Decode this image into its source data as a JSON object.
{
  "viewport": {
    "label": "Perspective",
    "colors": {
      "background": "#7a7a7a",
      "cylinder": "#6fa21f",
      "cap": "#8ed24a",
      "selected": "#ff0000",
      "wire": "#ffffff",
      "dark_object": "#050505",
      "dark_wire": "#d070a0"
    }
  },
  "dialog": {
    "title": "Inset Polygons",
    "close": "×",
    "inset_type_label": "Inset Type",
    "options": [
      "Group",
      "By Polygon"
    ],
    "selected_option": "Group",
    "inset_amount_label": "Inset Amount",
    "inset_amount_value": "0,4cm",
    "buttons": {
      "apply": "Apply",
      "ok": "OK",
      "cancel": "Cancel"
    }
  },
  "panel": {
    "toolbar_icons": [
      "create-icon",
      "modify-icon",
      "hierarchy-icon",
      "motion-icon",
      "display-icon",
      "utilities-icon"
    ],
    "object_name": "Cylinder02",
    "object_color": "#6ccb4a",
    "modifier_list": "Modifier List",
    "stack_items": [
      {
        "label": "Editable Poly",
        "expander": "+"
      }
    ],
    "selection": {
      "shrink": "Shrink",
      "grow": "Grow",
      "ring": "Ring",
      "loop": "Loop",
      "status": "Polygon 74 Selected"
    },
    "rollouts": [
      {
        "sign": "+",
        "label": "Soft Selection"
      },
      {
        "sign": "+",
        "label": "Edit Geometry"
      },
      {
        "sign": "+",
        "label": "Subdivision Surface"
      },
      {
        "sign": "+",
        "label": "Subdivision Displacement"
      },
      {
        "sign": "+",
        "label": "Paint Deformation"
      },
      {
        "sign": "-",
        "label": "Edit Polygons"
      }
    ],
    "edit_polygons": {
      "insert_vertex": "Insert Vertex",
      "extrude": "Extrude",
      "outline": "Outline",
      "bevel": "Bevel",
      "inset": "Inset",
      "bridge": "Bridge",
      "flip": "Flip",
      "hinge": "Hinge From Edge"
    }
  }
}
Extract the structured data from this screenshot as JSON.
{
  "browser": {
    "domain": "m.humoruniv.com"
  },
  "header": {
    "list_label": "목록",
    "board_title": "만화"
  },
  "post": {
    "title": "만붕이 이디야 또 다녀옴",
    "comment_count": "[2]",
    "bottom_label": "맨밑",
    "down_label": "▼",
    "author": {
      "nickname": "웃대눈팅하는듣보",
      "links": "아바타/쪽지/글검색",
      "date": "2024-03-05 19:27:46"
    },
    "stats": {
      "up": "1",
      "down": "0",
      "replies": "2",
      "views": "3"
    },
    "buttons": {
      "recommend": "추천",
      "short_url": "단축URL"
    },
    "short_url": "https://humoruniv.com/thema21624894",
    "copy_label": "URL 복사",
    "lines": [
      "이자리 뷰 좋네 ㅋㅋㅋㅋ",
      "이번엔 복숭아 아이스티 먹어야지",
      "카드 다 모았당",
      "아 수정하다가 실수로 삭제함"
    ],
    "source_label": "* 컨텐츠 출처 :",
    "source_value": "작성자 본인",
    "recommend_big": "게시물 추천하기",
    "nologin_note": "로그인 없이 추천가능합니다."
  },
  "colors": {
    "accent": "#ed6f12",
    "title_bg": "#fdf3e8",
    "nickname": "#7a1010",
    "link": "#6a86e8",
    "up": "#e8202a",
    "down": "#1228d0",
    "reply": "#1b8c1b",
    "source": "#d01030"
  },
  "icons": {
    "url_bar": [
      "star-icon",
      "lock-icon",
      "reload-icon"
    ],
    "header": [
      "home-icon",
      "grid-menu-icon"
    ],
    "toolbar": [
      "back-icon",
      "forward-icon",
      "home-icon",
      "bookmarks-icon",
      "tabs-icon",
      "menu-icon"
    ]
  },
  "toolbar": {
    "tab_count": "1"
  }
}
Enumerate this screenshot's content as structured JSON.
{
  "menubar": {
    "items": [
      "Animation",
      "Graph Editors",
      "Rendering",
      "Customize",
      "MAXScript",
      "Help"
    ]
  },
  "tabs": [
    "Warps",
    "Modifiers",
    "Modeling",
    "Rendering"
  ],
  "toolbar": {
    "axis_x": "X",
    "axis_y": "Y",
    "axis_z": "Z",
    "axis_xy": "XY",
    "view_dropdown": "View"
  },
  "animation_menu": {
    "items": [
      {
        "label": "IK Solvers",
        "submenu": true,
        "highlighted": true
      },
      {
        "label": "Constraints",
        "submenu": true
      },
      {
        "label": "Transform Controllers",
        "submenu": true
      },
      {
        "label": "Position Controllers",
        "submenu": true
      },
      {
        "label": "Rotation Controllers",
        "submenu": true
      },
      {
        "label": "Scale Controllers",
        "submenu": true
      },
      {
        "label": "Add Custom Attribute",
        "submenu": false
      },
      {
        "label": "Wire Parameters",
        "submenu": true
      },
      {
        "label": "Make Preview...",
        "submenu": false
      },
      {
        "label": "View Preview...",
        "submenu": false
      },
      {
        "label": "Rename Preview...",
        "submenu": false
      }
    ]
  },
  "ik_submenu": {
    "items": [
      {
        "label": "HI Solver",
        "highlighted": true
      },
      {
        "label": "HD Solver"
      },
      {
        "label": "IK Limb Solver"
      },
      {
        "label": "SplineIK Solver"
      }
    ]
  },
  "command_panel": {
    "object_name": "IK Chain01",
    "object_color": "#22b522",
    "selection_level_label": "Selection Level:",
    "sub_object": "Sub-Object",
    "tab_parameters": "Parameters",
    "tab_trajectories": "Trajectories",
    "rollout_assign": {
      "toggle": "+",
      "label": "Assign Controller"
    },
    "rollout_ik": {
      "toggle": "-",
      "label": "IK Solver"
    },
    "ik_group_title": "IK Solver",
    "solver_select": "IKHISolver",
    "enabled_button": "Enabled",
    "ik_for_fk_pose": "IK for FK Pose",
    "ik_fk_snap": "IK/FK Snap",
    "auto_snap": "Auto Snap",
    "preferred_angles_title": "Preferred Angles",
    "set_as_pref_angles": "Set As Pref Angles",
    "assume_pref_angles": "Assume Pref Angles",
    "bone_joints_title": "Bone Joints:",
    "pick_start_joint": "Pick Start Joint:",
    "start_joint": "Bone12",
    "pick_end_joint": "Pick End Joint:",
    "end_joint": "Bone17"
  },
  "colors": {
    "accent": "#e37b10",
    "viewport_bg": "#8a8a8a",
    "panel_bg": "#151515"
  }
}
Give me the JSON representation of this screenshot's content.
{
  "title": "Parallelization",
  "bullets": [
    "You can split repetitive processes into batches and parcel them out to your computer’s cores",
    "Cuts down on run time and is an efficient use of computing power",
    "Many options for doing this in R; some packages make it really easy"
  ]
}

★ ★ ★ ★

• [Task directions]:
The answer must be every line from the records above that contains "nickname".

• [Result below]:
      "nickname": "웃대눈팅하는듣보",
    "nickname": "#7a1010",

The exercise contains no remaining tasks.